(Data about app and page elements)
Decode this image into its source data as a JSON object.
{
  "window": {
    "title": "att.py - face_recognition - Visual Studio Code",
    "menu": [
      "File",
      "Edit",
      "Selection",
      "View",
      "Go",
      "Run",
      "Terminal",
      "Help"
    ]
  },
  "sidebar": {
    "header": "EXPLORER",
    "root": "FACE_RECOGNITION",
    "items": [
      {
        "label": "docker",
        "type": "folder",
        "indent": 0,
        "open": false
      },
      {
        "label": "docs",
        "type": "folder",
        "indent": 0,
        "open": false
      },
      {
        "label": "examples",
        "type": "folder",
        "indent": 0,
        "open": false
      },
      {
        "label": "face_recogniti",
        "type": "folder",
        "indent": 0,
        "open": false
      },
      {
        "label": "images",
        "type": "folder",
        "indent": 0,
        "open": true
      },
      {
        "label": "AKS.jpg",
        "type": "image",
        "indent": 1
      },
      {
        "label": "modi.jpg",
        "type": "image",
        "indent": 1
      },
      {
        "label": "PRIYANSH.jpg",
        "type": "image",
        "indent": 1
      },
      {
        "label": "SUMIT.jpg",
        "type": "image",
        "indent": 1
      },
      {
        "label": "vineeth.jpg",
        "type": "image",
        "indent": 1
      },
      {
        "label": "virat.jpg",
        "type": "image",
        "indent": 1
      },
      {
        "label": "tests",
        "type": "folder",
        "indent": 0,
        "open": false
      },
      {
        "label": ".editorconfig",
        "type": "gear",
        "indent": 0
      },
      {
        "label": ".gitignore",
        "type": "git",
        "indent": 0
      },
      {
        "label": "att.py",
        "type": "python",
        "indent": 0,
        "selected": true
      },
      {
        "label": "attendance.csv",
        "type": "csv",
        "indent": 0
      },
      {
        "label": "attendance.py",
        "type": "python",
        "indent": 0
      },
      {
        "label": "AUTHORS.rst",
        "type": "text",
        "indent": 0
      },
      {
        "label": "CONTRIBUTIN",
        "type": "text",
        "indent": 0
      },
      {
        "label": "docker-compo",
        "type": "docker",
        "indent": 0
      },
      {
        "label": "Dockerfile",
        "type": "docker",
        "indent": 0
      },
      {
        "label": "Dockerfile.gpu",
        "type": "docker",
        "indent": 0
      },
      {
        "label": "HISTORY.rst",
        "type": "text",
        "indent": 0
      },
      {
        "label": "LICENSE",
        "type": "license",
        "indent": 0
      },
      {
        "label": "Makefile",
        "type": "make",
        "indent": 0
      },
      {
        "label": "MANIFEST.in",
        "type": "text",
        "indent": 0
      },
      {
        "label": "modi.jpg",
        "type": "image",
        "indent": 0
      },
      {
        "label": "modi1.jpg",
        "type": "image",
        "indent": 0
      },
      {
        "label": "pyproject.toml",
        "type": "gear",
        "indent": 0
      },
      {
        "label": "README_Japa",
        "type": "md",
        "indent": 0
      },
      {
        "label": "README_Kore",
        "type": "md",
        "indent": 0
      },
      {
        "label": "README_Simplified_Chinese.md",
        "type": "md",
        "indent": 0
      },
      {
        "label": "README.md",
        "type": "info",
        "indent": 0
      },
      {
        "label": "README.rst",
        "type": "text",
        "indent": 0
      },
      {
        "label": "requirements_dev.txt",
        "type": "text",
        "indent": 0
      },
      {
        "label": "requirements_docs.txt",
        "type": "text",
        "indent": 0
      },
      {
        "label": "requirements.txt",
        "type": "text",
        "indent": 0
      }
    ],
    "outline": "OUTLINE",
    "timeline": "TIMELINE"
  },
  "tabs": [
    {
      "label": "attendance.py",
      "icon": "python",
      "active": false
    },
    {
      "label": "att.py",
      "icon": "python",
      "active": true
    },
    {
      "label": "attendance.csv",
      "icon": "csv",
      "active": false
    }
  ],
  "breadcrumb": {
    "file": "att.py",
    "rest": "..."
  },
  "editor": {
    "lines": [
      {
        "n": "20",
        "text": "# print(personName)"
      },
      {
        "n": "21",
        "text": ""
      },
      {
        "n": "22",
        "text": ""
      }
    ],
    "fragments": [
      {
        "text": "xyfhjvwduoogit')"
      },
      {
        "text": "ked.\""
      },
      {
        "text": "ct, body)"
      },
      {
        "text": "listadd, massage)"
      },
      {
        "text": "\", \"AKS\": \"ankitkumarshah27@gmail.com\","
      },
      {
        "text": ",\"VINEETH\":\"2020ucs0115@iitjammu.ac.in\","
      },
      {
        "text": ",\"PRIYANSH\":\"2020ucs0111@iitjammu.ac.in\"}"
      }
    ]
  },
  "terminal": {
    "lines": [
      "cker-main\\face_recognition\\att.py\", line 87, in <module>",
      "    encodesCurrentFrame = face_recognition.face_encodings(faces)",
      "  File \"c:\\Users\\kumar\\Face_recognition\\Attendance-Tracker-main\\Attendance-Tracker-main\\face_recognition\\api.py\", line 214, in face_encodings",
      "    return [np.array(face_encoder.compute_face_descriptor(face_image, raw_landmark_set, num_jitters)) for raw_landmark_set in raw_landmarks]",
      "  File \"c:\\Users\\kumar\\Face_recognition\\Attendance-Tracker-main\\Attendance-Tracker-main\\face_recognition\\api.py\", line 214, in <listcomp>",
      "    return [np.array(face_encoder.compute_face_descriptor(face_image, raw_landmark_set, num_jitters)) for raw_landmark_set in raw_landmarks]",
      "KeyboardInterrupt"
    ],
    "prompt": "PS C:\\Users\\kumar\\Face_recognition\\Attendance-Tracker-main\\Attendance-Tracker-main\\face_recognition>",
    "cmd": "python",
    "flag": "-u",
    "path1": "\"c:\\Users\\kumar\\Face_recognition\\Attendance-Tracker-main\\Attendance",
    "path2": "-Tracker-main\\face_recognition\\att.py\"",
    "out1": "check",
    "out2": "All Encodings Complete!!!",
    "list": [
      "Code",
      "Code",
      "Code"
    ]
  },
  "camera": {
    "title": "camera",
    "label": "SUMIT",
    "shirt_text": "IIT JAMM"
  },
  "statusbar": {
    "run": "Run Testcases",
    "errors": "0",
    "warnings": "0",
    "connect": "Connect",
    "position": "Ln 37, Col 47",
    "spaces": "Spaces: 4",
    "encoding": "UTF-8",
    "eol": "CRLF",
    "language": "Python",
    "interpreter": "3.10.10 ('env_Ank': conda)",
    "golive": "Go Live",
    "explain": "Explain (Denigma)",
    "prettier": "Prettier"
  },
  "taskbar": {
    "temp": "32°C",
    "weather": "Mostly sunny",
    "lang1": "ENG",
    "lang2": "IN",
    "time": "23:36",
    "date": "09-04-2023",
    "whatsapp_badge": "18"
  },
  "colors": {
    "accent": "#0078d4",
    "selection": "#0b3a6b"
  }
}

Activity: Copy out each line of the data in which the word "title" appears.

Result for this exercise:
    "title": "att.py - face_recognition - Visual Studio Code",
    "title": "camera",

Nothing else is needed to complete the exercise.